Looking for a different module?

Module delivery information

Location Term Level1 Credits (ECTS)2 Current Convenor3 2021 to 2022
Canterbury
Spring Term 4 15 (7.5) checkmark-circle

Overview

Inorganic chemistry considers the rich and varied chemistry of all the periodic table. This module shows how the variation in bonding across the periodic table leads to predictable and useful trends in structure and properties. The fundamental properties and reactivity of the transition metals are examined in detail to show how their magnetic and spectroscopic properties may by understood and exploited, laying the groundwork for future applications.

Details

Contact hours

Total contact hours: 30
Total private study hours: 120
Total module study hours: 150

Availability

This is not available as a wild module.

Method of assessment

Online Quiz 5%
Assessed Workshop 1 15%
Online Quiz 2 5%
Assessed Workshop 2 15%
Examination (2 hours) 60%

Indicative reading

• Weller, Overton, Rourke, and Armstrong, Inorganic Chemistry 7th Edition, 2018, Oxford University Press
• Keeler and Wothers, Structure and Reactivity: An Integrated Approach 2nd Edition, 2013, Oxford University Press
• Almond, Spillman, and Page, Workbook in Inorganic Chemistry, 2017, Oxford University Press

Learning outcomes

On successfully completing the module students will be able to:

Understand core and foundation chemical, physical, and biological concepts, terminology, theory, units, conventions, and laboratory practice and methods in relation to the chemical sciences.
Demonstrate knowledge and understanding of essential facts, concepts, principles and theories relating to chemistry and to apply this knowledge and understanding to the solution of qualitative and quantitative problems.
Recognise and analyse problems and plan strategies for their solution by the evaluation, interpretation and synthesis of scientific information and data.
Understand the importance of observational and instrumental monitoring of physiochemical events and changes, and the systematic and reliable documentation of the above.
Collate, interpret and explain the significance and underlying theory of experimental data to fundamental chemical principles.
Demonstrate a range of appropriate communication skills.
Build on generic skills to undertake further training of a professional nature.
Use problem-solving skills to interpret qualitative and quantitative information, extending to situations where evaluations have to be made on the basis of limited information.
Demonstrate numeracy and computational skills, including such aspects as order-of-magnitude estimations, and correct use of units.
Make use of Information-retrieval skills, in relation to primary and secondary information sources, including information retrieval through on-line computer searches.
Use information-technology skills such as word-processing and spreadsheet programmes, data-logging and storage, internet communication, etc.
Demonstrate time-management and organisational skills, as evidenced by the ability to plan and implement efficient and effective modes of working.

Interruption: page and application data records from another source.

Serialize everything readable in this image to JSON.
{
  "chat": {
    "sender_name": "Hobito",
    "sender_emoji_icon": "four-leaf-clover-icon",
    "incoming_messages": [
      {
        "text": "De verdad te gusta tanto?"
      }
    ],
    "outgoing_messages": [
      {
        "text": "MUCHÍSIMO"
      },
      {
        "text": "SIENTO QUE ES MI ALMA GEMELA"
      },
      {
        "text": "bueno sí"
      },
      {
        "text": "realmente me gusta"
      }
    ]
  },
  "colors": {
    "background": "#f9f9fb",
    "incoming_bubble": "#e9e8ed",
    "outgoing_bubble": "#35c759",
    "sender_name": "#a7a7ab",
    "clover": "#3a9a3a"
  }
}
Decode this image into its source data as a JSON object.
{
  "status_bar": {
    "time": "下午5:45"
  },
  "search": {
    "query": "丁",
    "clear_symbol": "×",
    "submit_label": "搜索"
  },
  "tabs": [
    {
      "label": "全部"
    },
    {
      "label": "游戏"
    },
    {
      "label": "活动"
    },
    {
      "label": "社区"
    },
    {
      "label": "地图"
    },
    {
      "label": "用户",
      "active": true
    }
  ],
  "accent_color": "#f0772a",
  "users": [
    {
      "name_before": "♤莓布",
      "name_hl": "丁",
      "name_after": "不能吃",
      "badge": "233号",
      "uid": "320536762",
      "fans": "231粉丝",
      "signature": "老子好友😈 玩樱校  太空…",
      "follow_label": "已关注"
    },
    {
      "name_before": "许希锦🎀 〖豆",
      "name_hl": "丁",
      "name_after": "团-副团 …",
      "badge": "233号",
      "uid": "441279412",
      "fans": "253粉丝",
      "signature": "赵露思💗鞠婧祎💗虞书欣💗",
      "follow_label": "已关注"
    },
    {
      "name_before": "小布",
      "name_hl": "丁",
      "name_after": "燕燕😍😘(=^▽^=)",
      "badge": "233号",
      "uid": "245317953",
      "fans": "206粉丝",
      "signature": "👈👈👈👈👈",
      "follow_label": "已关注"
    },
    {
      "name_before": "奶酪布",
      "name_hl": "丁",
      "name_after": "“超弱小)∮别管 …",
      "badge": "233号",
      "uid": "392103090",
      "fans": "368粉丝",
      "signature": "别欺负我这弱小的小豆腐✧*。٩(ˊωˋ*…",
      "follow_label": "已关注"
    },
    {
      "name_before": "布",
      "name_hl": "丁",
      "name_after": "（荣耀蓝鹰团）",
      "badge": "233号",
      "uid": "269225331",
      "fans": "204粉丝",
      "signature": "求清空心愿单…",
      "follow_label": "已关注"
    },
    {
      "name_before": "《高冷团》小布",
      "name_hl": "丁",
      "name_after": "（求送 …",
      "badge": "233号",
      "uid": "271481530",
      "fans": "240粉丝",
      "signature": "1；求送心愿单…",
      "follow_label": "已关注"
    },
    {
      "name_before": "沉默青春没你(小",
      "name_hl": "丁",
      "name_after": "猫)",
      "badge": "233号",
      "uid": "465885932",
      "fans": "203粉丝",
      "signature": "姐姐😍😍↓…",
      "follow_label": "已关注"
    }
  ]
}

Self-management and organisational skills with the capacity to support life-long learning.
Develop study skills needed for continuing professional development and professional employment.

Notes

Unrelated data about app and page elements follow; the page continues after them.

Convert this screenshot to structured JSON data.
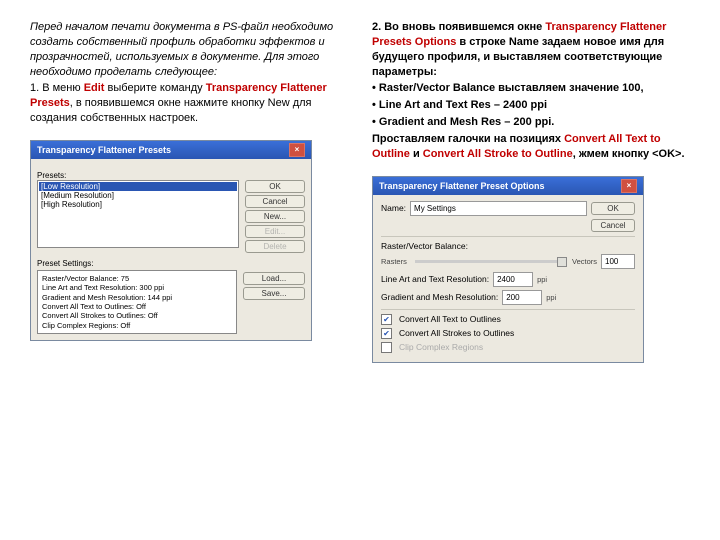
{
  "left": {
    "p1": "Перед началом печати документа в PS-файл необходимо создать собственный профиль обработки эффектов и прозрачностей, используемых в документе. Для этого необходимо проделать следующее:",
    "p2_a": "1. В меню ",
    "p2_edit": "Edit",
    "p2_b": " выберите команду ",
    "p2_tfp": "Transparency Flattener Presets",
    "p2_c": ", в появившемся окне нажмите кнопку New для создания собственных настроек."
  },
  "right": {
    "p1_a": "2. Во вновь появившемся окне ",
    "p1_tfpo": "Transparency Flattener Presets Options",
    "p1_b": " в строке Name задаем новое имя для будущего профиля, и выставляем соответствующие параметры:",
    "b1": "Raster/Vector Balance выставляем значение 100,",
    "b2": "Line Art and Text Res – 2400 ppi",
    "b3": "Gradient and Mesh Res – 200 ppi.",
    "p2_a": "Проставляем галочки на позициях ",
    "p2_c1": "Convert All Text to Outline",
    "p2_b": " и ",
    "p2_c2": "Convert All Stroke to Outline",
    "p2_c": ", жмем кнопку <OK>."
  },
  "win1": {
    "title": "Transparency Flattener Presets",
    "label_presets": "Presets:",
    "items": {
      "i0": "[Low Resolution]",
      "i1": "[Medium Resolution]",
      "i2": "[High Resolution]"
    },
    "btn_ok": "OK",
    "btn_cancel": "Cancel",
    "btn_new": "New...",
    "btn_edit": "Edit...",
    "btn_delete": "Delete",
    "label_settings": "Preset Settings:",
    "s0": "Raster/Vector Balance: 75",
    "s1": "Line Art and Text Resolution: 300 ppi",
    "s2": "Gradient and Mesh Resolution: 144 ppi",
    "s3": "Convert All Text to Outlines: Off",
    "s4": "Convert All Strokes to Outlines: Off",
    "s5": "Clip Complex Regions: Off",
    "btn_load": "Load...",
    "btn_save": "Save..."
  },
  "win2": {
    "title": "Transparency Flattener Preset Options",
    "lbl_name": "Name:",
    "val_name": "My Settings",
    "lbl_balance": "Raster/Vector Balance:",
    "lbl_rasters": "Rasters",
    "lbl_vectors": "Vectors",
    "val_balance": "100",
    "lbl_line": "Line Art and Text Resolution:",
    "val_line": "2400",
    "unit_ppi": "ppi",
    "lbl_grad": "Gradient and Mesh Resolution:",
    "val_grad": "200",
    "chk_text": "Convert All Text to Outlines",
    "chk_stroke": "Convert All Strokes to Outlines",
    "chk_clip": "Clip Complex Regions",
    "btn_ok": "OK",
    "btn_cancel": "Cancel"
  }
}
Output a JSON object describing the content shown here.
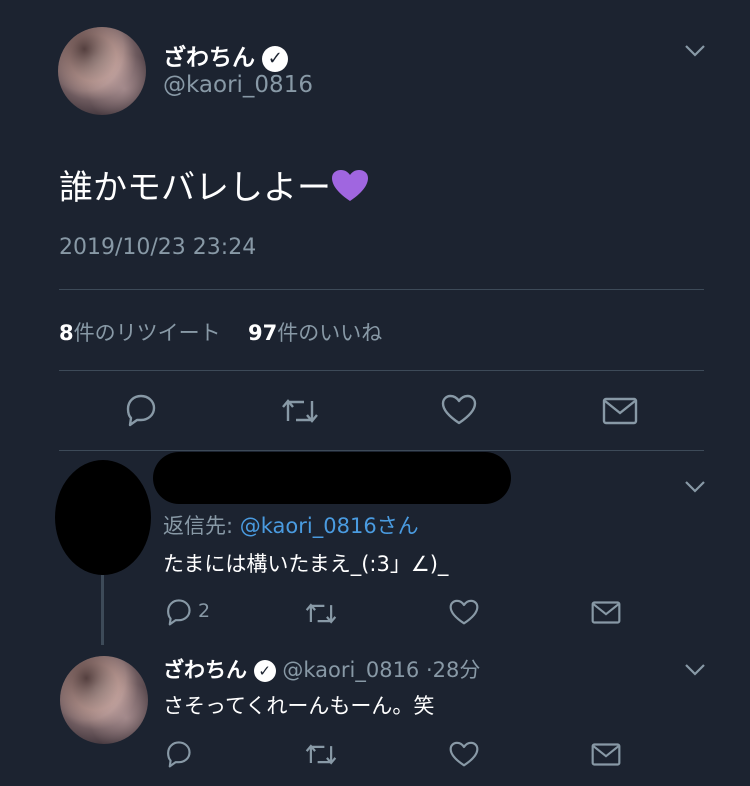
{
  "main_tweet": {
    "author_name": "ざわちん",
    "author_handle": "@kaori_0816",
    "text": "誰かモバレしよー",
    "heart_emoji": "💜",
    "timestamp": "2019/10/23 23:24",
    "retweet_count": "8",
    "retweet_label": "件のリツイート",
    "like_count": "97",
    "like_label": "件のいいね"
  },
  "reply_1": {
    "reply_to_prefix": "返信先:",
    "reply_to_handle": "@kaori_0816さん",
    "text": "たまには構いたまえ_(:3」∠)_",
    "reply_count": "2"
  },
  "reply_2": {
    "author_name": "ざわちん",
    "author_handle": "@kaori_0816",
    "separator": "·",
    "time": "28分",
    "text": "さそってくれーんもーん。笑"
  },
  "colors": {
    "background": "#1c2330",
    "muted": "#8899a6",
    "link": "#4a9be0",
    "heart": "#a066e0"
  },
  "icons": [
    "chevron-down-icon",
    "verified-icon",
    "reply-icon",
    "retweet-icon",
    "like-icon",
    "share-icon"
  ]
}
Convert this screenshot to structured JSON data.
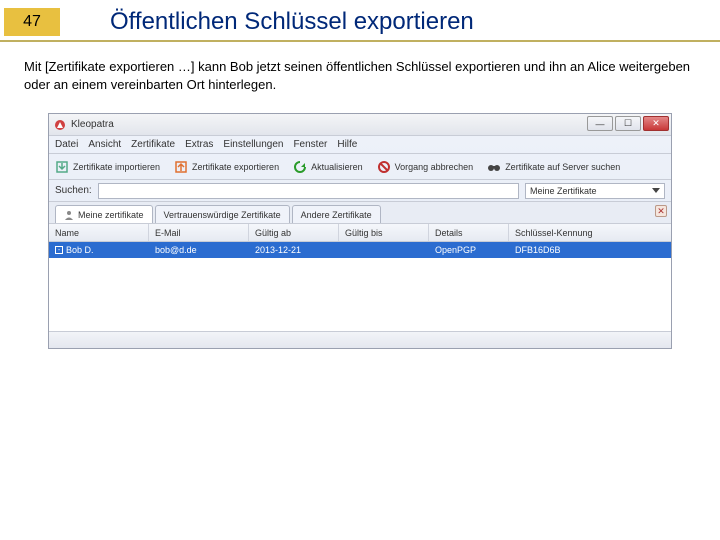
{
  "slide": {
    "number": "47",
    "title": "Öffentlichen Schlüssel exportieren",
    "body": "Mit [Zertifikate exportieren …] kann Bob jetzt seinen öffentlichen Schlüssel exportieren und ihn an Alice weitergeben oder an einem vereinbarten Ort hinterlegen."
  },
  "window": {
    "app_title": "Kleopatra",
    "menubar": [
      "Datei",
      "Ansicht",
      "Zertifikate",
      "Extras",
      "Einstellungen",
      "Fenster",
      "Hilfe"
    ],
    "toolbar": {
      "import": "Zertifikate importieren",
      "export": "Zertifikate exportieren",
      "refresh": "Aktualisieren",
      "cancel": "Vorgang abbrechen",
      "server_search": "Zertifikate auf Server suchen"
    },
    "search": {
      "label": "Suchen:",
      "value": "",
      "select": "Meine Zertifikate"
    },
    "tabs": [
      "Meine zertifikate",
      "Vertrauenswürdige Zertifikate",
      "Andere Zertifikate"
    ],
    "table": {
      "headers": {
        "name": "Name",
        "email": "E-Mail",
        "valid_from": "Gültig ab",
        "valid_until": "Gültig bis",
        "details": "Details",
        "key_id": "Schlüssel-Kennung"
      },
      "row": {
        "name": "Bob D.",
        "email": "bob@d.de",
        "valid_from": "2013-12-21",
        "valid_until": "",
        "details": "OpenPGP",
        "key_id": "DFB16D6B"
      }
    }
  }
}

  1. Credit level 4. Certificate level module usually taken in the first stage of an undergraduate degree.
  2. ECTS credits are recognised throughout the EU and allow you to transfer credit easily from one university to another.
  3. The named convenor is the convenor for the current academic session.
Back to top

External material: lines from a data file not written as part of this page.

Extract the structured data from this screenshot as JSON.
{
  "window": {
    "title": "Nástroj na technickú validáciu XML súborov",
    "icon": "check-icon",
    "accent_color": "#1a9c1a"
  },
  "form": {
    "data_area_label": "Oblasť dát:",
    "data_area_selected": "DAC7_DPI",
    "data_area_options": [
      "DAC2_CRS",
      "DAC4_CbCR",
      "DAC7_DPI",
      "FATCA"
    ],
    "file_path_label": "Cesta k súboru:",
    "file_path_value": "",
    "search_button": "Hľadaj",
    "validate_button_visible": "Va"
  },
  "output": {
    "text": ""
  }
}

University of Kent makes every effort to ensure that module information is accurate for the relevant academic session and to provide educational services as described. However, courses, services and other matters may be subject to change. Please read our full disclaimer.